_Activity_.
Retype the whole listing exactly. Leave out pictures.
** Material to process follows **
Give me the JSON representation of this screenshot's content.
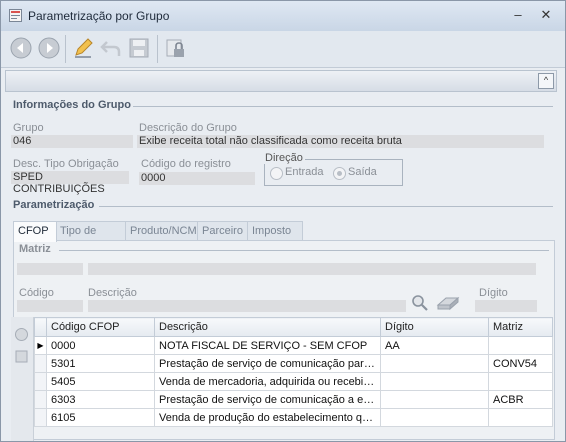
{
  "window": {
    "title": "Parametrização por Grupo"
  },
  "colors": {
    "accent": "#4d5a6b",
    "titlebar": "#c9d6e6"
  },
  "toolbar": {
    "icons": [
      "back-icon",
      "forward-icon",
      "edit-icon",
      "undo-icon",
      "save-icon",
      "lock-icon"
    ]
  },
  "grupo_section": {
    "title": "Informações do Grupo",
    "grupo_label": "Grupo",
    "grupo_value": "046",
    "descricao_label": "Descrição do Grupo",
    "descricao_value": "Exibe receita total não classificada como receita bruta",
    "tipo_obrigacao_label": "Desc. Tipo Obrigação",
    "tipo_obrigacao_value": "SPED CONTRIBUIÇÕES",
    "codigo_registro_label": "Código do registro",
    "codigo_registro_value": "0000",
    "direcao_label": "Direção",
    "entrada_label": "Entrada",
    "saida_label": "Saída",
    "direcao_selected": "Saída"
  },
  "param_section": {
    "title": "Parametrização",
    "tabs": [
      "CFOP",
      "Tipo de Nota",
      "Produto/NCM",
      "Parceiro",
      "Imposto"
    ],
    "active_tab": "CFOP",
    "matriz_label": "Matriz",
    "codigo_label": "Código",
    "descricao_label": "Descrição",
    "digito_label": "Dígito"
  },
  "grid": {
    "columns": [
      "Código CFOP",
      "Descrição",
      "Dígito",
      "Matriz"
    ],
    "rows": [
      {
        "codigo": "0000",
        "descricao": "NOTA FISCAL DE SERVIÇO - SEM CFOP",
        "digito": "AA",
        "matriz": ""
      },
      {
        "codigo": "5301",
        "descricao": "Prestação de serviço de comunicação para exec...",
        "digito": "",
        "matriz": "CONV54"
      },
      {
        "codigo": "5405",
        "descricao": "Venda de mercadoria, adquirida ou recebida de ...",
        "digito": "",
        "matriz": ""
      },
      {
        "codigo": "6303",
        "descricao": "Prestação de serviço de comunicação a estabel...",
        "digito": "",
        "matriz": "ACBR"
      },
      {
        "codigo": "6105",
        "descricao": "Venda de produção do estabelecimento que nã...",
        "digito": "",
        "matriz": ""
      }
    ]
  }
}
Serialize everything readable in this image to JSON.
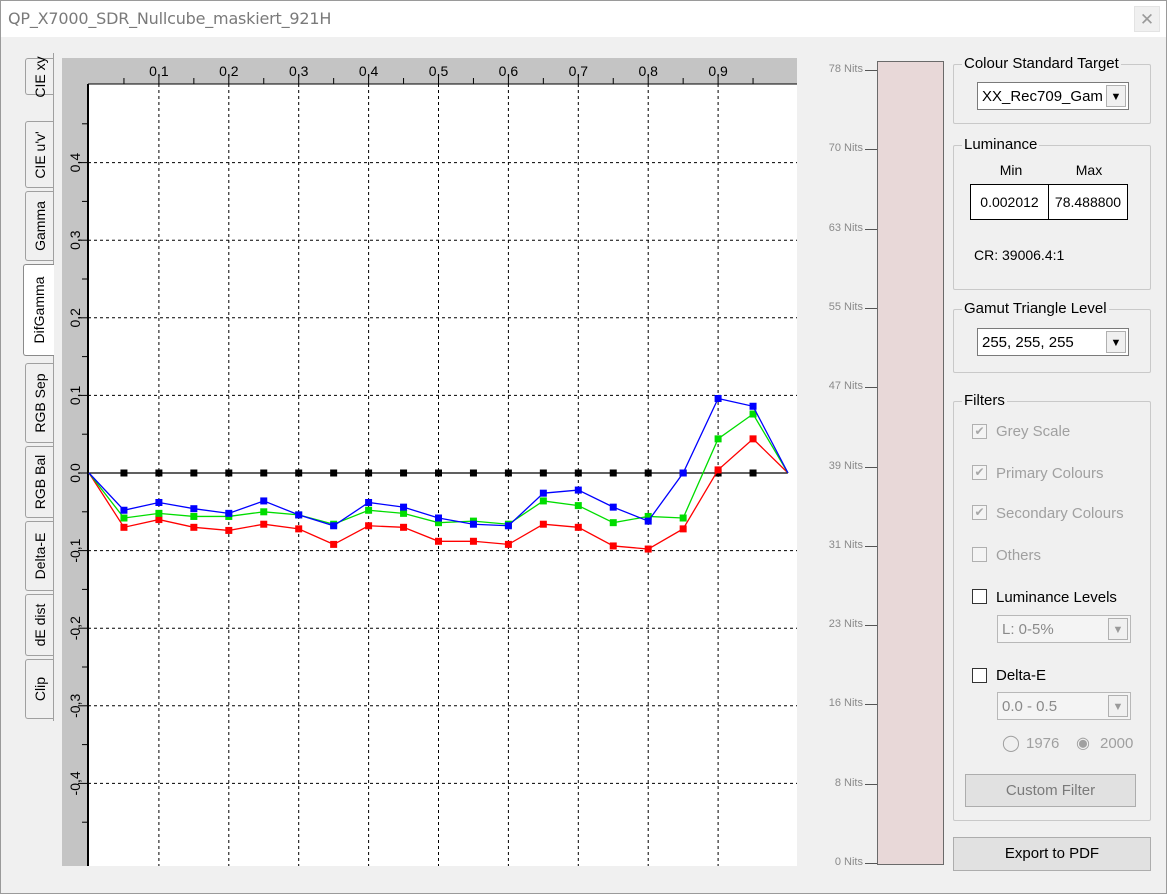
{
  "window": {
    "title": "QP_X7000_SDR_Nullcube_maskiert_921H",
    "close_glyph": "✕"
  },
  "tabs": [
    {
      "label": "CIE xy",
      "active": false
    },
    {
      "label": "CIE u'v'",
      "active": false
    },
    {
      "label": "Gamma",
      "active": false
    },
    {
      "label": "DifGamma",
      "active": true
    },
    {
      "label": "RGB Sep",
      "active": false
    },
    {
      "label": "RGB Bal",
      "active": false
    },
    {
      "label": "Delta-E",
      "active": false
    },
    {
      "label": "dE dist",
      "active": false
    },
    {
      "label": "Clip",
      "active": false
    }
  ],
  "chart_data": {
    "type": "line",
    "title": "",
    "xlabel": "",
    "ylabel": "",
    "x_ticks": [
      "0,1",
      "0,2",
      "0,3",
      "0,4",
      "0,5",
      "0,6",
      "0,7",
      "0,8",
      "0,9"
    ],
    "y_ticks": [
      "0,4",
      "0,3",
      "0,2",
      "0,1",
      "0,0",
      "-0,1",
      "-0,2",
      "-0,3",
      "-0,4"
    ],
    "xlim": [
      0,
      1
    ],
    "ylim": [
      -0.5,
      0.5
    ],
    "grid": true,
    "x": [
      0,
      0.05,
      0.1,
      0.15,
      0.2,
      0.25,
      0.3,
      0.35,
      0.4,
      0.45,
      0.5,
      0.55,
      0.6,
      0.65,
      0.7,
      0.75,
      0.8,
      0.85,
      0.9,
      0.95,
      1.0
    ],
    "series": [
      {
        "color": "#0000ff",
        "values": [
          0.0,
          -0.048,
          -0.038,
          -0.046,
          -0.052,
          -0.036,
          -0.054,
          -0.068,
          -0.038,
          -0.044,
          -0.058,
          -0.066,
          -0.068,
          -0.026,
          -0.022,
          -0.044,
          -0.062,
          0.0,
          0.096,
          0.086,
          0.0
        ]
      },
      {
        "color": "#00dd00",
        "values": [
          0.0,
          -0.058,
          -0.052,
          -0.056,
          -0.056,
          -0.05,
          -0.054,
          -0.066,
          -0.048,
          -0.052,
          -0.064,
          -0.062,
          -0.066,
          -0.036,
          -0.042,
          -0.064,
          -0.056,
          -0.058,
          0.044,
          0.076,
          0.0
        ]
      },
      {
        "color": "#ff0000",
        "values": [
          0.0,
          -0.07,
          -0.06,
          -0.07,
          -0.074,
          -0.066,
          -0.072,
          -0.092,
          -0.068,
          -0.07,
          -0.088,
          -0.088,
          -0.092,
          -0.066,
          -0.07,
          -0.094,
          -0.098,
          -0.072,
          0.004,
          0.044,
          0.0
        ]
      },
      {
        "color": "#000000",
        "values": [
          0,
          0,
          0,
          0,
          0,
          0,
          0,
          0,
          0,
          0,
          0,
          0,
          0,
          0,
          0,
          0,
          0,
          0,
          0,
          0,
          0
        ]
      }
    ]
  },
  "nits_scale": {
    "labels": [
      "78 Nits",
      "70 Nits",
      "63 Nits",
      "55 Nits",
      "47 Nits",
      "39 Nits",
      "31 Nits",
      "23 Nits",
      "16 Nits",
      "8 Nits",
      "0 Nits"
    ],
    "bar_color": "#e8d8d8"
  },
  "colour_standard": {
    "legend": "Colour Standard Target",
    "value": "XX_Rec709_Gam"
  },
  "luminance": {
    "legend": "Luminance",
    "min_label": "Min",
    "max_label": "Max",
    "min_value": "0.002012",
    "max_value": "78.488800",
    "cr": "CR: 39006.4:1"
  },
  "gamut": {
    "legend": "Gamut Triangle Level",
    "value": "255, 255, 255"
  },
  "filters": {
    "legend": "Filters",
    "grey_scale": "Grey Scale",
    "primary": "Primary Colours",
    "secondary": "Secondary Colours",
    "others": "Others",
    "luminance_levels": "Luminance Levels",
    "luminance_levels_value": "L:   0-5%",
    "delta_e": "Delta-E",
    "delta_e_value": "0.0 - 0.5",
    "radio_1976": "1976",
    "radio_2000": "2000",
    "custom_filter": "Custom Filter"
  },
  "export_button": "Export to PDF",
  "combo_arrow": "▼",
  "check_glyph": "✔",
  "radio_off": "◯",
  "radio_on": "◉"
}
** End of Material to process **
_Answer to this exercise_.
Give me the JSON representation of this screenshot's content.
{
  "window": {
    "title": "Parametrização por Grupo"
  },
  "colors": {
    "accent": "#4d5a6b",
    "titlebar": "#c9d6e6"
  },
  "toolbar": {
    "icons": [
      "back-icon",
      "forward-icon",
      "edit-icon",
      "undo-icon",
      "save-icon",
      "lock-icon"
    ]
  },
  "grupo_section": {
    "title": "Informações do Grupo",
    "grupo_label": "Grupo",
    "grupo_value": "046",
    "descricao_label": "Descrição do Grupo",
    "descricao_value": "Exibe receita total não classificada como receita bruta",
    "tipo_obrigacao_label": "Desc. Tipo Obrigação",
    "tipo_obrigacao_value": "SPED CONTRIBUIÇÕES",
    "codigo_registro_label": "Código do registro",
    "codigo_registro_value": "0000",
    "direcao_label": "Direção",
    "entrada_label": "Entrada",
    "saida_label": "Saída",
    "direcao_selected": "Saída"
  },
  "param_section": {
    "title": "Parametrização",
    "tabs": [
      "CFOP",
      "Tipo de Nota",
      "Produto/NCM",
      "Parceiro",
      "Imposto"
    ],
    "active_tab": "CFOP",
    "matriz_label": "Matriz",
    "codigo_label": "Código",
    "descricao_label": "Descrição",
    "digito_label": "Dígito"
  },
  "grid": {
    "columns": [
      "Código CFOP",
      "Descrição",
      "Dígito",
      "Matriz"
    ],
    "rows": [
      {
        "codigo": "0000",
        "descricao": "NOTA FISCAL DE SERVIÇO - SEM CFOP",
        "digito": "AA",
        "matriz": ""
      },
      {
        "codigo": "5301",
        "descricao": "Prestação de serviço de comunicação para exec...",
        "digito": "",
        "matriz": "CONV54"
      },
      {
        "codigo": "5405",
        "descricao": "Venda de mercadoria, adquirida ou recebida de ...",
        "digito": "",
        "matriz": ""
      },
      {
        "codigo": "6303",
        "descricao": "Prestação de serviço de comunicação a estabel...",
        "digito": "",
        "matriz": "ACBR"
      },
      {
        "codigo": "6105",
        "descricao": "Venda de produção do estabelecimento que nã...",
        "digito": "",
        "matriz": ""
      }
    ]
  }
}
Serialize everything readable in this image to JSON.
{
  "window": {
    "title": "QP_X7000_SDR_Nullcube_maskiert_921H",
    "close_glyph": "✕"
  },
  "tabs": [
    {
      "label": "CIE xy",
      "active": false
    },
    {
      "label": "CIE u'v'",
      "active": false
    },
    {
      "label": "Gamma",
      "active": false
    },
    {
      "label": "DifGamma",
      "active": true
    },
    {
      "label": "RGB Sep",
      "active": false
    },
    {
      "label": "RGB Bal",
      "active": false
    },
    {
      "label": "Delta-E",
      "active": false
    },
    {
      "label": "dE dist",
      "active": false
    },
    {
      "label": "Clip",
      "active": false
    }
  ],
  "chart_data": {
    "type": "line",
    "title": "",
    "xlabel": "",
    "ylabel": "",
    "x_ticks": [
      "0,1",
      "0,2",
      "0,3",
      "0,4",
      "0,5",
      "0,6",
      "0,7",
      "0,8",
      "0,9"
    ],
    "y_ticks": [
      "0,4",
      "0,3",
      "0,2",
      "0,1",
      "0,0",
      "-0,1",
      "-0,2",
      "-0,3",
      "-0,4"
    ],
    "xlim": [
      0,
      1
    ],
    "ylim": [
      -0.5,
      0.5
    ],
    "grid": true,
    "x": [
      0,
      0.05,
      0.1,
      0.15,
      0.2,
      0.25,
      0.3,
      0.35,
      0.4,
      0.45,
      0.5,
      0.55,
      0.6,
      0.65,
      0.7,
      0.75,
      0.8,
      0.85,
      0.9,
      0.95,
      1.0
    ],
    "series": [
      {
        "color": "#0000ff",
        "values": [
          0.0,
          -0.048,
          -0.038,
          -0.046,
          -0.052,
          -0.036,
          -0.054,
          -0.068,
          -0.038,
          -0.044,
          -0.058,
          -0.066,
          -0.068,
          -0.026,
          -0.022,
          -0.044,
          -0.062,
          0.0,
          0.096,
          0.086,
          0.0
        ]
      },
      {
        "color": "#00dd00",
        "values": [
          0.0,
          -0.058,
          -0.052,
          -0.056,
          -0.056,
          -0.05,
          -0.054,
          -0.066,
          -0.048,
          -0.052,
          -0.064,
          -0.062,
          -0.066,
          -0.036,
          -0.042,
          -0.064,
          -0.056,
          -0.058,
          0.044,
          0.076,
          0.0
        ]
      },
      {
        "color": "#ff0000",
        "values": [
          0.0,
          -0.07,
          -0.06,
          -0.07,
          -0.074,
          -0.066,
          -0.072,
          -0.092,
          -0.068,
          -0.07,
          -0.088,
          -0.088,
          -0.092,
          -0.066,
          -0.07,
          -0.094,
          -0.098,
          -0.072,
          0.004,
          0.044,
          0.0
        ]
      },
      {
        "color": "#000000",
        "values": [
          0,
          0,
          0,
          0,
          0,
          0,
          0,
          0,
          0,
          0,
          0,
          0,
          0,
          0,
          0,
          0,
          0,
          0,
          0,
          0,
          0
        ]
      }
    ]
  },
  "nits_scale": {
    "labels": [
      "78 Nits",
      "70 Nits",
      "63 Nits",
      "55 Nits",
      "47 Nits",
      "39 Nits",
      "31 Nits",
      "23 Nits",
      "16 Nits",
      "8 Nits",
      "0 Nits"
    ],
    "bar_color": "#e8d8d8"
  },
  "colour_standard": {
    "legend": "Colour Standard Target",
    "value": "XX_Rec709_Gam"
  },
  "luminance": {
    "legend": "Luminance",
    "min_label": "Min",
    "max_label": "Max",
    "min_value": "0.002012",
    "max_value": "78.488800",
    "cr": "CR: 39006.4:1"
  },
  "gamut": {
    "legend": "Gamut Triangle Level",
    "value": "255, 255, 255"
  },
  "filters": {
    "legend": "Filters",
    "grey_scale": "Grey Scale",
    "primary": "Primary Colours",
    "secondary": "Secondary Colours",
    "others": "Others",
    "luminance_levels": "Luminance Levels",
    "luminance_levels_value": "L:   0-5%",
    "delta_e": "Delta-E",
    "delta_e_value": "0.0 - 0.5",
    "radio_1976": "1976",
    "radio_2000": "2000",
    "custom_filter": "Custom Filter"
  },
  "export_button": "Export to PDF",
  "combo_arrow": "▼",
  "check_glyph": "✔",
  "radio_off": "◯",
  "radio_on": "◉"
}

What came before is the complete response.